So, are you saying you don't know the basic geometry involved?
Is this homework?
I am trying to calculate the length of each sling needed (there are two slings in the picture below). Given diameter of the roll (D), Span at pick points (S) and the angle the slings make with the horizontal plane (A), I need to calculate the sling length needed. Also need to calculate the headroom (HR) as shown in the picture. Although this is for lifting purposes, this is more of a geometry question.
So, are you saying you don't know the basic geometry involved?
Is this homework?
Do you have have access to CAD?
Tell me and I forget. Teach me and I remember. Involve me and I learn.
No this is not homework. I am trying to generate a formula so that others can put in the values of D, S & A and get the sling length and the headroom (HR). This is a little bit more involved than just the basic trigonometry and cylinder geometry. What's tricky is that the angle (A) is what the sling makes with the horizontal plane, the sling wraps around the cylindrical shape at an angle and takes off at a tangent. I am just not able to get my head around this geometry of the sling to calculate it's length.
Step 1: Use trigonometry to calculate L1 and L2.
Step 2: Use trigonometry to calculate actual sling length.

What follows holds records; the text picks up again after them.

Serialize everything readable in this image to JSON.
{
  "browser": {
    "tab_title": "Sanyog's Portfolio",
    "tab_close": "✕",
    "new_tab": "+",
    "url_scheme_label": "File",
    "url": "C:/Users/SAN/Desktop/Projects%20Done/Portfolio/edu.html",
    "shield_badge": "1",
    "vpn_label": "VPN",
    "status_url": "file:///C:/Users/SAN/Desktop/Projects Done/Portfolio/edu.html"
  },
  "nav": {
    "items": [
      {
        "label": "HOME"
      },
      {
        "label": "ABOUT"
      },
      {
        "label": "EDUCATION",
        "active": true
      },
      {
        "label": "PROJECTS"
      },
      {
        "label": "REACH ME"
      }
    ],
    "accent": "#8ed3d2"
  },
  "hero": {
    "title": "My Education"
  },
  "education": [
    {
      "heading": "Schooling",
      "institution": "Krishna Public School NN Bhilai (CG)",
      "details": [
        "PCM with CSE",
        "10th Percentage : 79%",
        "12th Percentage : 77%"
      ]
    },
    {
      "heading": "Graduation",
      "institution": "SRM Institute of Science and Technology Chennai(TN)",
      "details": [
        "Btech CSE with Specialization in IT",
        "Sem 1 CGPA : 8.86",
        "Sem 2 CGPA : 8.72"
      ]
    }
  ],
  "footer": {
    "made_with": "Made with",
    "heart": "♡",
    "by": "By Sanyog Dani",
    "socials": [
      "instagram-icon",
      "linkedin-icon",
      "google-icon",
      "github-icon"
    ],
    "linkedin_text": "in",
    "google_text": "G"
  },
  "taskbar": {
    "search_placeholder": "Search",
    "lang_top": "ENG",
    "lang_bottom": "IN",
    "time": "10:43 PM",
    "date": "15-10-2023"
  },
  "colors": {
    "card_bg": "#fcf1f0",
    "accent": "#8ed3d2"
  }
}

Note: I would NOT use that slinging method unless there was some way of preventing the two slings from sliding toward each other (maintaining the S dimension).SLING LENGTH2.jpg
Jboggs, thank you for your work. But I see a couple of mistakes in your approach. Angle A is the true angle the sling makes with the horizontal plane, not the projected angle in the front view. Also in your Step 2 (Circular approximate shape), I don't know any of the angles on the triangle formed by the slings and the horizontal.
I don't like this rigging myself, but it still gets used in the field for its ease. A rigger relies on the friction between the sling and the surface of the load (roll) to resist the pull resulting from the angular slings.
Angle A is the angle of the plane in which the sling lies. In step 2, you have all the information you need to calculate the geometry of the shape. I would use the circular approximation method because it is so much easier, and just add a little fudge factor. Look at the right triangle formed by L2 (the hypotenuse) and D/2 (one side). Use geometry to calculate the length of the other side of the triangle, which is also the length of the straight portion of the sling. The curved portion of the sling is simply the segment of the perimeter of the circle defined by the angle between L2 and D/2.
What I am trying to tell you is that angle A (which is given) is not the angle that the plane (in which the sling lies) makes with the horizontal. It is the true angle that the sling (line) makes with the horizontal plane. Also in you step 2, L2 would be the height and not hypotenuse. I will probably have to use vectors/matrices to get this worked out. Thank you for your help jboggs.
SLING LENGTH DETAIL.jpg OK. Call my angle A something else, A'. Your angle A is a vector resulting from three factors, the spread S, the diameter D, and the headroom HR. I don't see how it can realistically be an input since all three factors affect it. My approach using S, HR, D, and A' starts with simple, measurable data and calculates the higher level results (including angle A if you like).
Also, L2 is indeed the hypotenuse of the triangle shown. I think the shape to which you were referring in which L2 is the height is not a true triangle since it includes a portion of the arc segment wrapping around the pipe. Maybe this image will clarify my approach.